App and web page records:
*** Block opens ***
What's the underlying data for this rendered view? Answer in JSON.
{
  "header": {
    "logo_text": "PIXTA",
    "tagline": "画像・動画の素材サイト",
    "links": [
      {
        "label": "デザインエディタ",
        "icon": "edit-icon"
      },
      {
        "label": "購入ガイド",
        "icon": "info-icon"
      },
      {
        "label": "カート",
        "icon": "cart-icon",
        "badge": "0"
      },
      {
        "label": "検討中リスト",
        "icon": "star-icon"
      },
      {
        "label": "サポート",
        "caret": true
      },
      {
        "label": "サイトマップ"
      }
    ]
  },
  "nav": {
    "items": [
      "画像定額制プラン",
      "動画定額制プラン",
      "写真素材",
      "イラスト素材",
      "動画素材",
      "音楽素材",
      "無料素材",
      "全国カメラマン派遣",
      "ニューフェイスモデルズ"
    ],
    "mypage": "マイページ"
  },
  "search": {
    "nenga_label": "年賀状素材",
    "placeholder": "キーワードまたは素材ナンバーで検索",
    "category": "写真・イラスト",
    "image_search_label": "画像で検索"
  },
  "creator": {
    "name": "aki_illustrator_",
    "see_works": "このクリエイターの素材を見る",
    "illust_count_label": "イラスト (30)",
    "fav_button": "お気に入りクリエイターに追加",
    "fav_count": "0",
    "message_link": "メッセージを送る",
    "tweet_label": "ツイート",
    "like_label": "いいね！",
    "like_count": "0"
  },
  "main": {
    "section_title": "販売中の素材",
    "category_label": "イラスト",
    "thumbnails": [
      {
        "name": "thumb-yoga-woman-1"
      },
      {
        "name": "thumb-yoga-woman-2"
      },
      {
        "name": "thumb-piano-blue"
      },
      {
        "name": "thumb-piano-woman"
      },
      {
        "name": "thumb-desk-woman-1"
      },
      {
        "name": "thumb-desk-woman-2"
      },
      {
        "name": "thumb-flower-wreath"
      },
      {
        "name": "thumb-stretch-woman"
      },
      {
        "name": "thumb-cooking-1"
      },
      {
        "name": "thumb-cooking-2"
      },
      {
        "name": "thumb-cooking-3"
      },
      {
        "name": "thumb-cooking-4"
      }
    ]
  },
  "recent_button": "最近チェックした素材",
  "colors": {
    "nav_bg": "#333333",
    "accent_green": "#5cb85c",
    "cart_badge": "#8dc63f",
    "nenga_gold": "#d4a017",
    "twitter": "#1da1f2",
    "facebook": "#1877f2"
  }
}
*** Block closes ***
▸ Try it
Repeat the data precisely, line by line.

▸ Solved exercise
What's the underlying data for this rendered view? Answer in JSON.
{
  "header": {
    "logo_text": "PIXTA",
    "tagline": "画像・動画の素材サイト",
    "links": [
      {
        "label": "デザインエディタ",
        "icon": "edit-icon"
      },
      {
        "label": "購入ガイド",
        "icon": "info-icon"
      },
      {
        "label": "カート",
        "icon": "cart-icon",
        "badge": "0"
      },
      {
        "label": "検討中リスト",
        "icon": "star-icon"
      },
      {
        "label": "サポート",
        "caret": true
      },
      {
        "label": "サイトマップ"
      }
    ]
  },
  "nav": {
    "items": [
      "画像定額制プラン",
      "動画定額制プラン",
      "写真素材",
      "イラスト素材",
      "動画素材",
      "音楽素材",
      "無料素材",
      "全国カメラマン派遣",
      "ニューフェイスモデルズ"
    ],
    "mypage": "マイページ"
  },
  "search": {
    "nenga_label": "年賀状素材",
    "placeholder": "キーワードまたは素材ナンバーで検索",
    "category": "写真・イラスト",
    "image_search_label": "画像で検索"
  },
  "creator": {
    "name": "aki_illustrator_",
    "see_works": "このクリエイターの素材を見る",
    "illust_count_label": "イラスト (30)",
    "fav_button": "お気に入りクリエイターに追加",
    "fav_count": "0",
    "message_link": "メッセージを送る",
    "tweet_label": "ツイート",
    "like_label": "いいね！",
    "like_count": "0"
  },
  "main": {
    "section_title": "販売中の素材",
    "category_label": "イラスト",
    "thumbnails": [
      {
        "name": "thumb-yoga-woman-1"
      },
      {
        "name": "thumb-yoga-woman-2"
      },
      {
        "name": "thumb-piano-blue"
      },
      {
        "name": "thumb-piano-woman"
      },
      {
        "name": "thumb-desk-woman-1"
      },
      {
        "name": "thumb-desk-woman-2"
      },
      {
        "name": "thumb-flower-wreath"
      },
      {
        "name": "thumb-stretch-woman"
      },
      {
        "name": "thumb-cooking-1"
      },
      {
        "name": "thumb-cooking-2"
      },
      {
        "name": "thumb-cooking-3"
      },
      {
        "name": "thumb-cooking-4"
      }
    ]
  },
  "recent_button": "最近チェックした素材",
  "colors": {
    "nav_bg": "#333333",
    "accent_green": "#5cb85c",
    "cart_badge": "#8dc63f",
    "nenga_gold": "#d4a017",
    "twitter": "#1da1f2",
    "facebook": "#1877f2"
  }
}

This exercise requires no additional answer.